The main reason for the differences is that even with the mind dissociated from all sensory knowledge, a person undergoing Yoga Nidra would be in a state of mind that surpasses the level achieved in hypnosis since this yogic practice is intended to take your consciousness as far deep as you could possibly lead it.
It, therefore, means that as you transcend during Yoga Nidra, you’d speed past the range of consciousness that’s reached in hypnosis. Your brain will be completely awake, at which time it will receive higher-quality stimuli, in the process, developing a higher, and a different kind of awareness.

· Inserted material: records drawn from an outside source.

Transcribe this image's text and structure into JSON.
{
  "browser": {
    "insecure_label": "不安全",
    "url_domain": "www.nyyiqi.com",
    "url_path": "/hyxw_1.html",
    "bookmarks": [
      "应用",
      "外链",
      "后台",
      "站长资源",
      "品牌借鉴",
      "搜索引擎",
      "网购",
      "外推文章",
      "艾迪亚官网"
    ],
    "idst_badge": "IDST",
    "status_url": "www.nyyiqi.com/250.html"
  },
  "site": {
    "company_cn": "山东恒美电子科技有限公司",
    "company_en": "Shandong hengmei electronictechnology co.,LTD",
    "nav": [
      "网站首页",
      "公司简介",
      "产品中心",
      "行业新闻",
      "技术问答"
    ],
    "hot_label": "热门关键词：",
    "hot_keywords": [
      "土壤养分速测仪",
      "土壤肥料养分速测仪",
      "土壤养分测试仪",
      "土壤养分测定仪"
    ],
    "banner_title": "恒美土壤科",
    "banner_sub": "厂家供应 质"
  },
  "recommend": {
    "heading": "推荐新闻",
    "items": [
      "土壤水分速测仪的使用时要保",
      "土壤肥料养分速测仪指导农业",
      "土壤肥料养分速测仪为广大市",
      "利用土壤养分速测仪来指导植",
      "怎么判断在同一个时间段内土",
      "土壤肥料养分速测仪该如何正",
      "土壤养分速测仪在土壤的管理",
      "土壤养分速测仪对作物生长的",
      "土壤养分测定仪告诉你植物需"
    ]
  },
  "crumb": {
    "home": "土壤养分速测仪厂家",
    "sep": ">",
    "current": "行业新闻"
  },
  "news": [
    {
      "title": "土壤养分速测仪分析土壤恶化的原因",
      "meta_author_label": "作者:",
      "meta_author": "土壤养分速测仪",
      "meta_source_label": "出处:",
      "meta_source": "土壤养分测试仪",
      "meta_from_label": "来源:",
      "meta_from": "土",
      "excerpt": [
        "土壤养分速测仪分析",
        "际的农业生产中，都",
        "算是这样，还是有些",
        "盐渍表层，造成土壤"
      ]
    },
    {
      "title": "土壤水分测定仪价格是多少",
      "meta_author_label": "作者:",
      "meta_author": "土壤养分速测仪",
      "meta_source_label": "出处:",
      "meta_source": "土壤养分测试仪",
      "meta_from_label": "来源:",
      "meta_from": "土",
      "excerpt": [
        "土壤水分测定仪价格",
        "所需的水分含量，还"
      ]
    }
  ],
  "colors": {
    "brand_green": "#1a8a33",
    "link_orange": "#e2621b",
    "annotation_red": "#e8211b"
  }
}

In hypnosis, however, you will be led into that deep REM sleep state where your brain’s shut down completely, meaning that your consciousness in the hypnotic state is quite limited and also confined to a smaller area – creating a tamasic condition. Yoga Nidra creates a sattvic condition.
How Does Yoga Nidra Work
In Sanskrit, Yoga means a ‘one-pointed awareness’ or ‘union’ while Nidra means sleep. Going by these definitions, Yoga Nidra is the practice that allows for the complete relaxation of the mind, intellect, and body by making you appear to be asleep even though your consciousness is awake and active a deeper level.
In this state, the unconscious and the subconscious realms of your mind open. As a result, Yoga Nidra is regarded as dynamic sleep or psychic sleep because it allows you to relax continuously.
With the deep relaxation state attained through Yoga Nidra, your mind will be in a somewhat divided state between wakefulness and sleep. The mind is also quite receptive to the receptivity higher than the level of receptivity you’d experience with your mind in a wakeful state.
The reason, or rather, the secret behind these is that the subconscious mind would take the front seat while your conscious mind takes on the back seat.
With the subconscious mind at the steering wheel, your mind takes commands easily and immediately, meaning that you can make any change you like in your life, as long as the subconscious and the unconscious mind is active.
The Need for Yoga and Hypnotherapy Combined
The daily interactions of the world will leave the mind in an agitated state that results in greater imbalances in the Manomaya Kosa (mental layer of the body that dictates your personality), referred to as adhis (stress).
Normally, when this stress is left unchecked, violent fluctuations will erupt the normal flow of prana via the nadis (Pranayama Kosa – your life force). Whenever Pranayama flows through the wrong path and without the right harmony or rhythm, the Annmaya Kosa (physical layer/ frame of the human body) is affected, and these disruptions result in different ailments/ psychosomatic diseases.
With these harmful and disruptive thoughts, habits, behaviors, situational reactions, and feelings programmed so deep in your mind layer, the programming would create mental agitation and inner conflicts that are harmful to your overall health.
To regain good overall health, reprogramming would come in handy, and with the right tools, it can be done easily. Often, the reprograms and the de-programs are too extensive and call for the use of hypnotherapy, self-hypnosis, as well as yoga.
While Yoga and hypnosis have different effects on the unconscious and the subconscious mind, it’s undeniable that these two practices are critical for healing and enhanced health status.
For example, in the deepening and induction phases in hypnosis, both breathing and posture play an important role in misdirecting your attention to activate and facilitate the trance state.
Under the trance state, the conscious mind is kept occupied by the auditory, tactile, or visual stimuli you are exposed to, which means that your subconscious can be accessed and influenced by positive suggestions.
Yoga also helps you access and influence your subconscious by making it possible for you to achieve a heightened state of awareness/ consciousness. Thanks to these techniques, you would be able to attain an enhanced place of thought.
In both hypnosis and yoga, healing is achieved through raising of the mind to a significantly higher plane and not on empowering individuals to struggle harde